(Exercise inputs Opens)

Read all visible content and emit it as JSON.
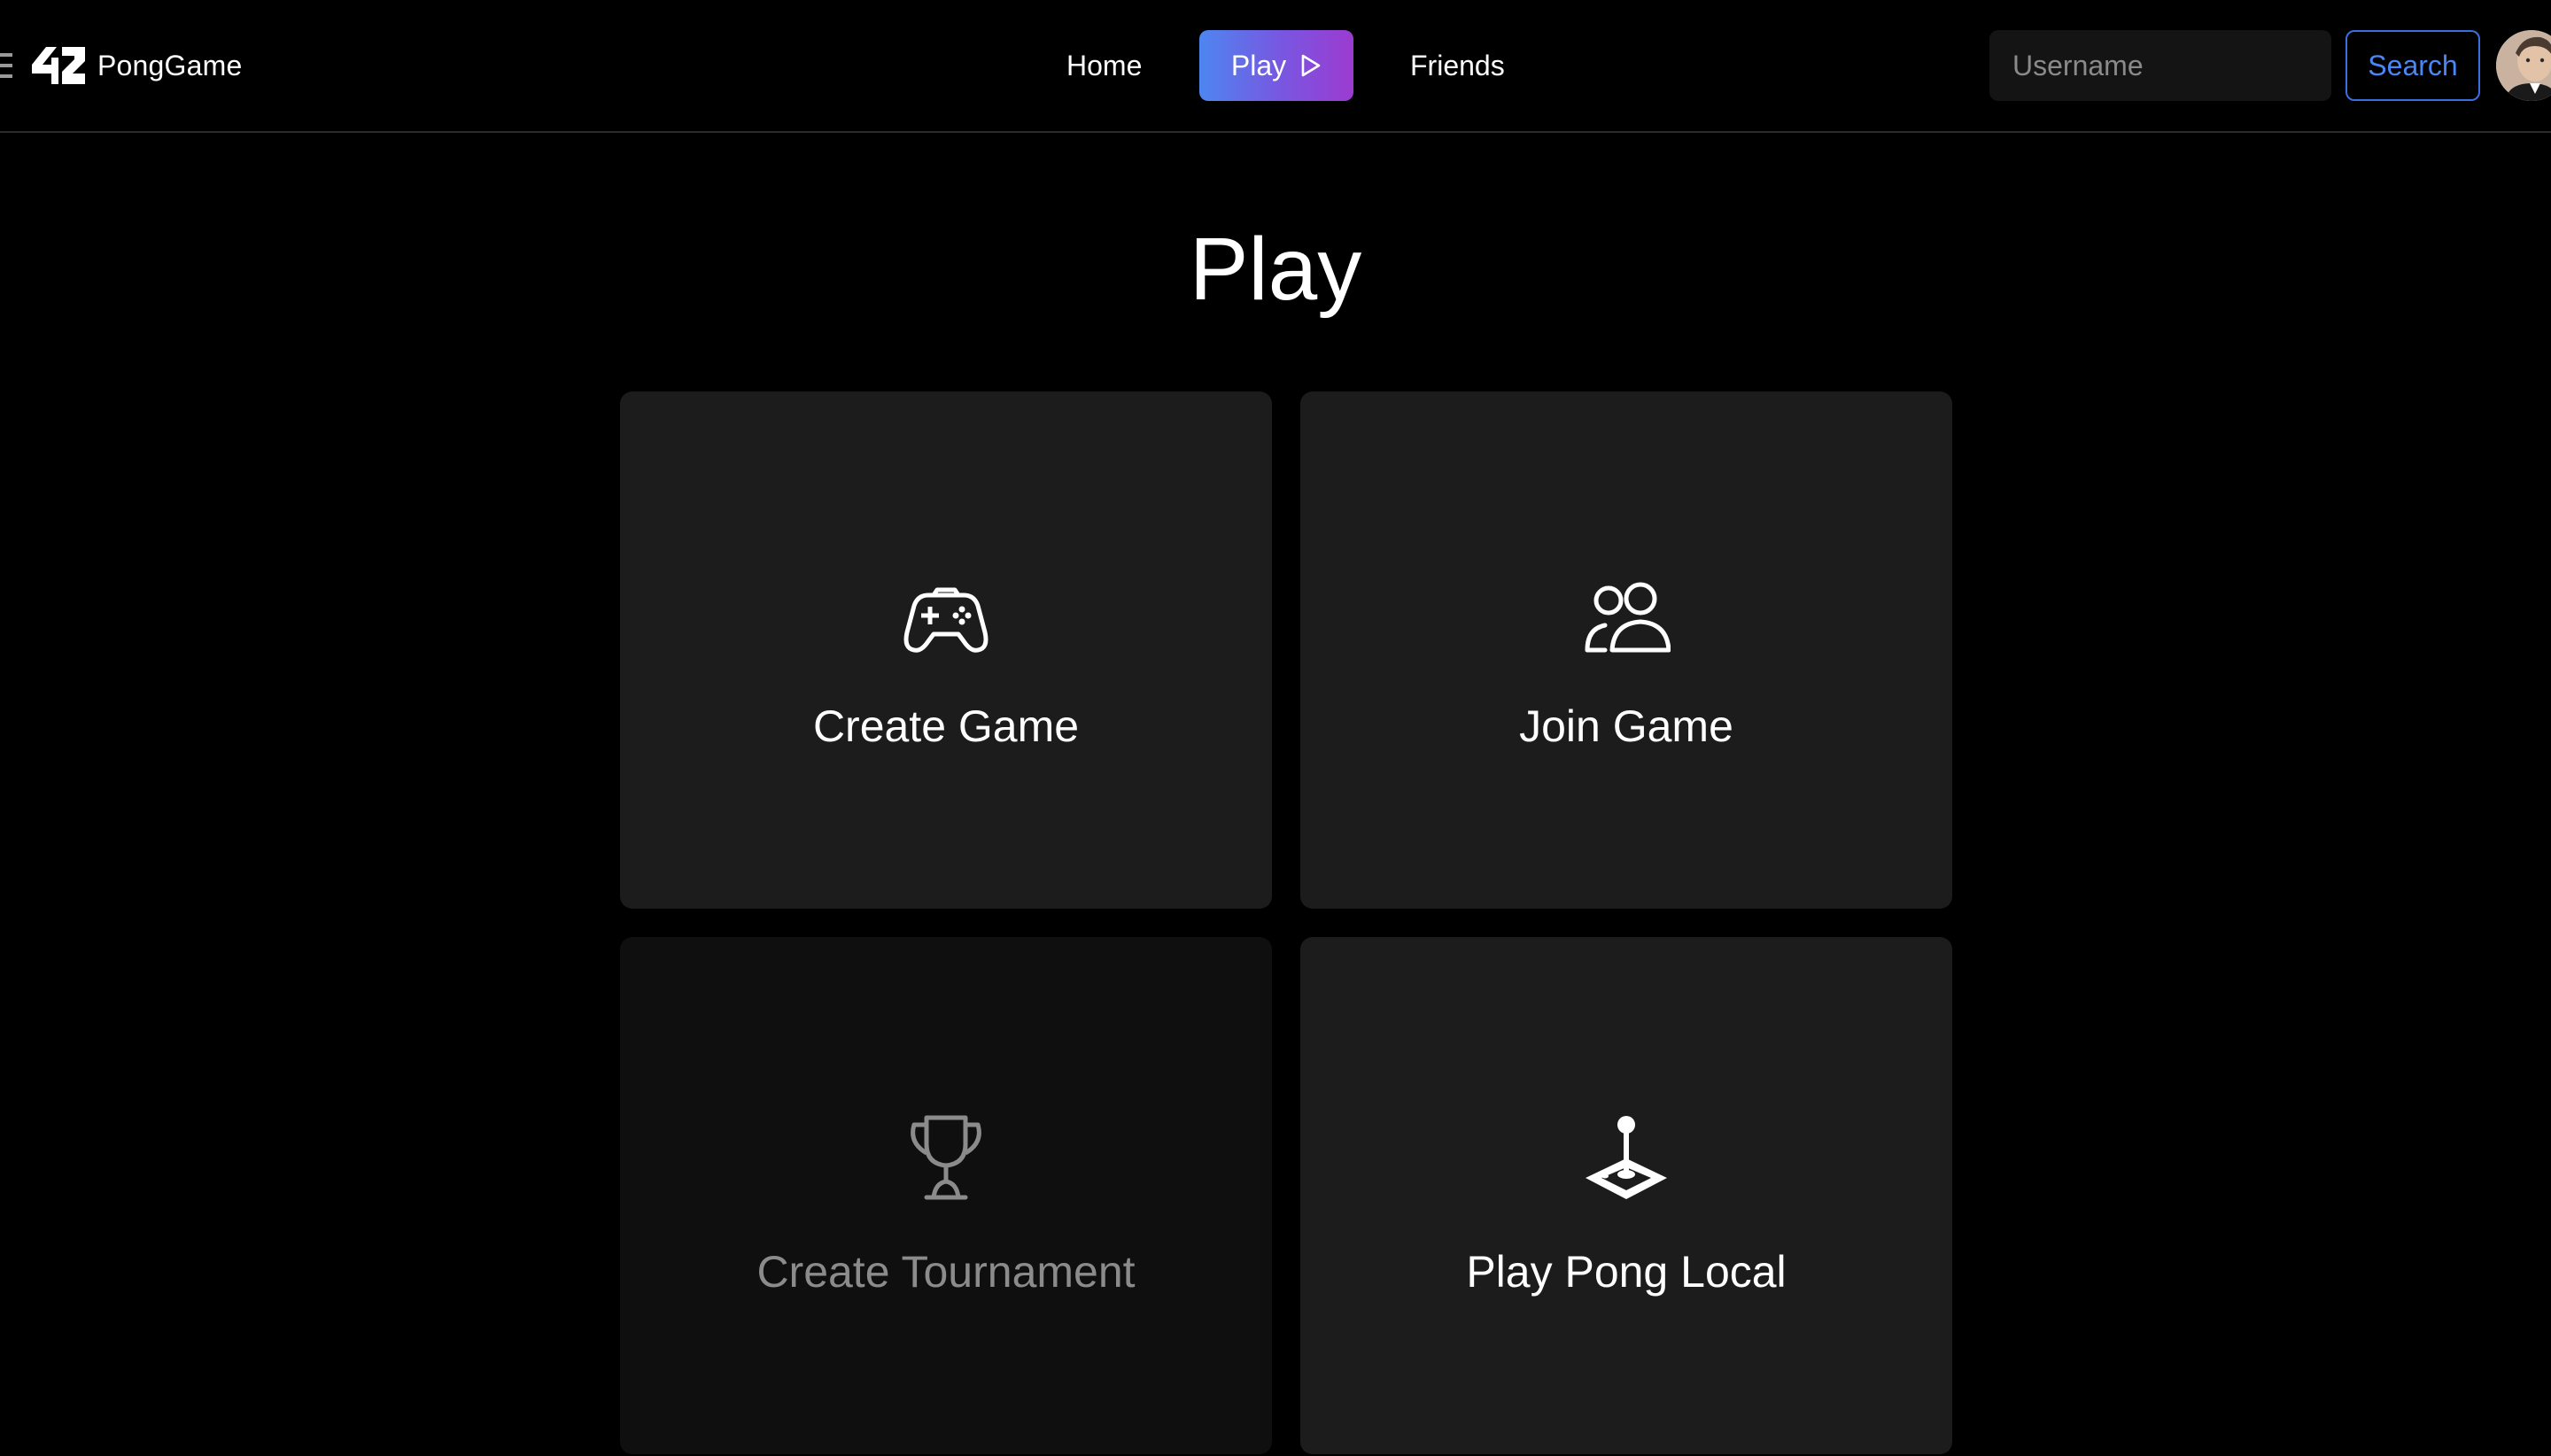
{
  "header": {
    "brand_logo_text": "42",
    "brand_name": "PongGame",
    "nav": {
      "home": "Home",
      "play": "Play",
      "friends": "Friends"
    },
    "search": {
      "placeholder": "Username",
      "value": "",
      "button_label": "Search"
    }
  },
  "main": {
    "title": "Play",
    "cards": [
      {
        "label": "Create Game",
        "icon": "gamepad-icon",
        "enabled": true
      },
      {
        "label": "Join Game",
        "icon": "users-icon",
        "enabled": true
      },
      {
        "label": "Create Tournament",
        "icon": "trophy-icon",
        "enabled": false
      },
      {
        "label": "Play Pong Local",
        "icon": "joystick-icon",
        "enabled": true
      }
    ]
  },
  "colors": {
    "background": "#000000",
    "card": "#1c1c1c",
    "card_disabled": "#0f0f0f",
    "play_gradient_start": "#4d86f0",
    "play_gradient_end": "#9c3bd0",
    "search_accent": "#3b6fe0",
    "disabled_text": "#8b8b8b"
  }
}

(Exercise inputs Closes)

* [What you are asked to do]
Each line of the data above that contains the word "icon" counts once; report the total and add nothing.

* [Solution for this problem]
4